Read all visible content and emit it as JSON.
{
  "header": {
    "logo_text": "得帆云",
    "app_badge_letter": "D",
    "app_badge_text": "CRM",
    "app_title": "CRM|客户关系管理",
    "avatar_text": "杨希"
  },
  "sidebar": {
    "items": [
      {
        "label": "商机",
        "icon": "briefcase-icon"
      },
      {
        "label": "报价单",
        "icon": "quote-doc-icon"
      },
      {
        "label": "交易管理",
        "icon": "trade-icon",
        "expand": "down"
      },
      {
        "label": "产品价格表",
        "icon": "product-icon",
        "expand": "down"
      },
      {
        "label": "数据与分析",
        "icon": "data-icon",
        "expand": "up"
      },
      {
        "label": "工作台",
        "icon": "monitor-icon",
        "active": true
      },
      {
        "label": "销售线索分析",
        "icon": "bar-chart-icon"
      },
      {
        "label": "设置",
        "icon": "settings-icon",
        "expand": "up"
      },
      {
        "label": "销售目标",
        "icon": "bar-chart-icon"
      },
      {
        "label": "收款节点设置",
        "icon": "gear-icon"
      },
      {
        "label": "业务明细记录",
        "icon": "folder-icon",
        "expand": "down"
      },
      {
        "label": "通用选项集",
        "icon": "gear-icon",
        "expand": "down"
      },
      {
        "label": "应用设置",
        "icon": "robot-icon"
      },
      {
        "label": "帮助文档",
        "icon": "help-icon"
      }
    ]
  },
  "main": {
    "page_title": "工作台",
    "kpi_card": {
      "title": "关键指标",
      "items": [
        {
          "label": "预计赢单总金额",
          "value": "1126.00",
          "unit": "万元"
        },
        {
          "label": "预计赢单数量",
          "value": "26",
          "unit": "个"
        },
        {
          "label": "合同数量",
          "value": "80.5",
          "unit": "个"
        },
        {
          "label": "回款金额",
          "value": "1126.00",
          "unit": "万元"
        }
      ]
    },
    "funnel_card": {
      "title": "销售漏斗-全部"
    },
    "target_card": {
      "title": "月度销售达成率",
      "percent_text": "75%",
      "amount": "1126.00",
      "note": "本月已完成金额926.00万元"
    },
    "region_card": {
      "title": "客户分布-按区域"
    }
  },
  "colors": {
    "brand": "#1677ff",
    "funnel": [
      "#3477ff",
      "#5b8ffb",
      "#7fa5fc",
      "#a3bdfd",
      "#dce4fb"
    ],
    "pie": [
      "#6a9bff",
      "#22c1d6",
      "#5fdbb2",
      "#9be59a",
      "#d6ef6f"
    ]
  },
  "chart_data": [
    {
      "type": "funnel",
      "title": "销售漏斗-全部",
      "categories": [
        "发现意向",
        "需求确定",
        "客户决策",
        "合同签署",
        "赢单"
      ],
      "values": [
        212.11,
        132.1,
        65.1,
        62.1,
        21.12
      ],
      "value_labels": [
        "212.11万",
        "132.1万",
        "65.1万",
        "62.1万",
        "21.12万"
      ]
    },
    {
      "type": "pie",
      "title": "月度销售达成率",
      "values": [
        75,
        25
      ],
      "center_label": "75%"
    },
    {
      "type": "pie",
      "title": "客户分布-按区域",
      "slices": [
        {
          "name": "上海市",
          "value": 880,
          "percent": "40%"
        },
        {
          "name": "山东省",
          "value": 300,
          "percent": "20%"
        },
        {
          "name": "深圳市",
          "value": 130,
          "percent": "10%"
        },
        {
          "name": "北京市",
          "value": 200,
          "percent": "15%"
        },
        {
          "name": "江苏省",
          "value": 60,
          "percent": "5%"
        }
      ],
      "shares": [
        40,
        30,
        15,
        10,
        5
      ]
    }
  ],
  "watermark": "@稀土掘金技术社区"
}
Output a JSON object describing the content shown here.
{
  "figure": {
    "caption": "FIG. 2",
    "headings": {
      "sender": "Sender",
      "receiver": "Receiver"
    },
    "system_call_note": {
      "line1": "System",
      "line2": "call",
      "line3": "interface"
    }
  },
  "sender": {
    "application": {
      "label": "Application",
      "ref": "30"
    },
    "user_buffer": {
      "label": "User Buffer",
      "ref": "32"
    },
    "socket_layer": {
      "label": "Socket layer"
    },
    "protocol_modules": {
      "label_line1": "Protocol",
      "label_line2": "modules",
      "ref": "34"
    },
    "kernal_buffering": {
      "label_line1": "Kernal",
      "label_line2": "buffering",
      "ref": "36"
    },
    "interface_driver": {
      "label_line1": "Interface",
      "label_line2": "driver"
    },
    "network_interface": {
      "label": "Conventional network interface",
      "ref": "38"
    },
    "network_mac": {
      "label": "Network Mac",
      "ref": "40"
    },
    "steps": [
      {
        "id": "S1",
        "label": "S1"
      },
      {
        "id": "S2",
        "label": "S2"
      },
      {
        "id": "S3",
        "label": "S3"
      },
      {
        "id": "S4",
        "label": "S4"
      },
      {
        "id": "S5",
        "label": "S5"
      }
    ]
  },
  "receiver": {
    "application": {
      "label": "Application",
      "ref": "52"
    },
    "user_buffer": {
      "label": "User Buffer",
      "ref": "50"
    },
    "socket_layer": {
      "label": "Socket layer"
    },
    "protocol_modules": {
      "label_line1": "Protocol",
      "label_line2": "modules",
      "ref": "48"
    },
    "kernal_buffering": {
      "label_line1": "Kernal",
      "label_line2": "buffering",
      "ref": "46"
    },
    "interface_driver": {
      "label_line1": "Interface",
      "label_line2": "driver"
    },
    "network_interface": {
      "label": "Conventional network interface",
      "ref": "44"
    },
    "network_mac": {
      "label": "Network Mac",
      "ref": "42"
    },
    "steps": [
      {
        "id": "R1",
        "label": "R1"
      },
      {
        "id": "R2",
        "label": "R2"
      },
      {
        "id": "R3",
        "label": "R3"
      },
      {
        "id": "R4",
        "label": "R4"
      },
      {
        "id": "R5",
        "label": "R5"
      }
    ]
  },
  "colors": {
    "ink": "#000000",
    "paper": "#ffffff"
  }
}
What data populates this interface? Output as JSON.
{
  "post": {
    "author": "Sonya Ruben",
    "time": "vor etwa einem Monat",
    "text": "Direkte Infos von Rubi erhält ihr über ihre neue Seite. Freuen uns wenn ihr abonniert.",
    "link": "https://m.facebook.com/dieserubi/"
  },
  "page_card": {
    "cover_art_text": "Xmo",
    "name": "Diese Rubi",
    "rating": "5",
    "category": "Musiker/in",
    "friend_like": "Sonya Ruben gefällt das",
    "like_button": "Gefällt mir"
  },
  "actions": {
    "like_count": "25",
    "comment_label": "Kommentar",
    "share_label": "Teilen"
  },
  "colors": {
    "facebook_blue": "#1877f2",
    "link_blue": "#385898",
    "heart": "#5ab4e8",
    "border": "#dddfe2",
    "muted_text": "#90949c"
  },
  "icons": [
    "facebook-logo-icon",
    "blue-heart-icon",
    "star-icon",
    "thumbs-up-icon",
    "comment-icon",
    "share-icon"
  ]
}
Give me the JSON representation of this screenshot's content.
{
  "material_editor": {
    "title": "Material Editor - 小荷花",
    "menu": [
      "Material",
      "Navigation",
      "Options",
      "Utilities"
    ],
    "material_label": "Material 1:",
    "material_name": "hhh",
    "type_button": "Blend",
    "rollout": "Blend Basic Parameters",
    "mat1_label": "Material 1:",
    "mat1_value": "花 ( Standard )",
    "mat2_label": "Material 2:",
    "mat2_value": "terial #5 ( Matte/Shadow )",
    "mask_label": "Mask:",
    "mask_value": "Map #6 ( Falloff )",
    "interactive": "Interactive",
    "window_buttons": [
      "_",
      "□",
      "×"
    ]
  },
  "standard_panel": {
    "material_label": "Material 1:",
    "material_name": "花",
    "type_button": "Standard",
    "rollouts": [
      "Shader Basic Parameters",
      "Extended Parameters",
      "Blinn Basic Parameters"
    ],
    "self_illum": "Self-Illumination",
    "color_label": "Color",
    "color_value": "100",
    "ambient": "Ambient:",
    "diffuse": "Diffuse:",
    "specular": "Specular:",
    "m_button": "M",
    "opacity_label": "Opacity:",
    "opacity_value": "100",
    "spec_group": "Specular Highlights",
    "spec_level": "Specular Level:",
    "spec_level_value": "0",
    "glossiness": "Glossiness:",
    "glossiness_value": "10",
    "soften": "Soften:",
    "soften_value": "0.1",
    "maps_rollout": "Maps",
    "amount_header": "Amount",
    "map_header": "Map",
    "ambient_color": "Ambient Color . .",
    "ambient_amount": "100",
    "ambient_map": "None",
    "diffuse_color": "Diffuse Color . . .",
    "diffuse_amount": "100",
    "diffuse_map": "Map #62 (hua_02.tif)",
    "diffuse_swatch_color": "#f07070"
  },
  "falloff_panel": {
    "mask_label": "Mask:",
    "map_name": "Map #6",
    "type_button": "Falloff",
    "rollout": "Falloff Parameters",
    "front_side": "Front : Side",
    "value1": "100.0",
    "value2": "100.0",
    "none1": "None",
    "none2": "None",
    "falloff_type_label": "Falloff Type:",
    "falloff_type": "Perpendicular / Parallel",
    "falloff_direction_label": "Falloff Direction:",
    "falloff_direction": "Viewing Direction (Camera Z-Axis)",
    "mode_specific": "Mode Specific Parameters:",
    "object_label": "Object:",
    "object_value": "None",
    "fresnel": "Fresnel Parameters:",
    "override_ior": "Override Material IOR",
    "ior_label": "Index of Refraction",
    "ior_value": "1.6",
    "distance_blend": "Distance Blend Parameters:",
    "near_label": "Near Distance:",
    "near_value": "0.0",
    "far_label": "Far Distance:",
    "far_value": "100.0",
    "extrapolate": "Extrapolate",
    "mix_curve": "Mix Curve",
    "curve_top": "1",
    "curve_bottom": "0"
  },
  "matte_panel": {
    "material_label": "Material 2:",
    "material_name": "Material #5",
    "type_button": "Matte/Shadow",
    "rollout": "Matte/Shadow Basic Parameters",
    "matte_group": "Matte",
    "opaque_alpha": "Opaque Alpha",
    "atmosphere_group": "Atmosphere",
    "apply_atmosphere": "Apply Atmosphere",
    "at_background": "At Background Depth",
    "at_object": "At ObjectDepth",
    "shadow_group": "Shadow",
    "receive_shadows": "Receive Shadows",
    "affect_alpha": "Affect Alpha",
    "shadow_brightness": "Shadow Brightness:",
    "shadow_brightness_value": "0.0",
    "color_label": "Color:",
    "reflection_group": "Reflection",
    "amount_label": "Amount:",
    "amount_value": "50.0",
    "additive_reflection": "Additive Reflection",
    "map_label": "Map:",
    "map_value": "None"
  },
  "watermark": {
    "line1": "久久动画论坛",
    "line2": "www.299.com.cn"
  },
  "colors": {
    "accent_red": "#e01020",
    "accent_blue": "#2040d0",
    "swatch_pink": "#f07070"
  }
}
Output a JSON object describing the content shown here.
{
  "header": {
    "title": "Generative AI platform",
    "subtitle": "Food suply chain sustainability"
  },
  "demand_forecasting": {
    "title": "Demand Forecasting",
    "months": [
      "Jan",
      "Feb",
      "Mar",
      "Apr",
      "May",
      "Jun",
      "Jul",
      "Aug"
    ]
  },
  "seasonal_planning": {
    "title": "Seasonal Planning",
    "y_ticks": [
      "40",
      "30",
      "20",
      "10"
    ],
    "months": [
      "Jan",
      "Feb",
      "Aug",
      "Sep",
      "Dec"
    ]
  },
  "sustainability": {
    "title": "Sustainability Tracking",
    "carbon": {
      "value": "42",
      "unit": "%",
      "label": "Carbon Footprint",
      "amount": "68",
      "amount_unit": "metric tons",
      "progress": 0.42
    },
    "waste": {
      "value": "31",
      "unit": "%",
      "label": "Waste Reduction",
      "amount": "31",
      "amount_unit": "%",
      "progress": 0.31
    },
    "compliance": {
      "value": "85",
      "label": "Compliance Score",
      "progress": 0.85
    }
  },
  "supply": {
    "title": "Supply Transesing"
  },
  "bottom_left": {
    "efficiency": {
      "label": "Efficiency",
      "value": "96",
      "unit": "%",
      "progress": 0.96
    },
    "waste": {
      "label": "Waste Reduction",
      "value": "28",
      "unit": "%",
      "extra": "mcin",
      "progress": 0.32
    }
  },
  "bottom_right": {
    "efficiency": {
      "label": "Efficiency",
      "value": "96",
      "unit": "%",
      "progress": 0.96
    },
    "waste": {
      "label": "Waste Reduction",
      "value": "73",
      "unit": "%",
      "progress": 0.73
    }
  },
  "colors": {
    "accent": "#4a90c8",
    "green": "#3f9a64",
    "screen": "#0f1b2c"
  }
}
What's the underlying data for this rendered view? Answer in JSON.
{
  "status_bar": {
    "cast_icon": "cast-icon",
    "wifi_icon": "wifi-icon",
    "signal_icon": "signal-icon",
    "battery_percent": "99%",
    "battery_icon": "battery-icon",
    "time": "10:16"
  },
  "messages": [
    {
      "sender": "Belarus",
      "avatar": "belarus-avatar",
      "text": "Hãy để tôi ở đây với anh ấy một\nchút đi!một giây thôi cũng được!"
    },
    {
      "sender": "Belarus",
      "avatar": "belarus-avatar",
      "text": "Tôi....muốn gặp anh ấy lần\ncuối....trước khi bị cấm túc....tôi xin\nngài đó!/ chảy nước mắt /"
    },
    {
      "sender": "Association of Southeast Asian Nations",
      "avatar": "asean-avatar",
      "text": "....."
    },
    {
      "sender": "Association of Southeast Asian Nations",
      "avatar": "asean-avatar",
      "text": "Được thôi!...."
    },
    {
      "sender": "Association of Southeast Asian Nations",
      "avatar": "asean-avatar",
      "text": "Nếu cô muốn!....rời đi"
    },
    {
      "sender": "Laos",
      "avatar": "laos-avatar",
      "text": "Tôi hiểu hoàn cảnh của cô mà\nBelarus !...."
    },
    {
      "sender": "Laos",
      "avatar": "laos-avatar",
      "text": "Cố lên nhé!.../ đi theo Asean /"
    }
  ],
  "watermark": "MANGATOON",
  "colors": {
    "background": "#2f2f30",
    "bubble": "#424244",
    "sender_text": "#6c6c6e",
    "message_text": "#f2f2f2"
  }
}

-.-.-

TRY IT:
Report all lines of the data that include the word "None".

RESPONSE FOR THIS EXERCISE:
    "ambient_map": "None",
    "none1": "None",
    "none2": "None",
    "object_value": "None",
    "map_value": "None"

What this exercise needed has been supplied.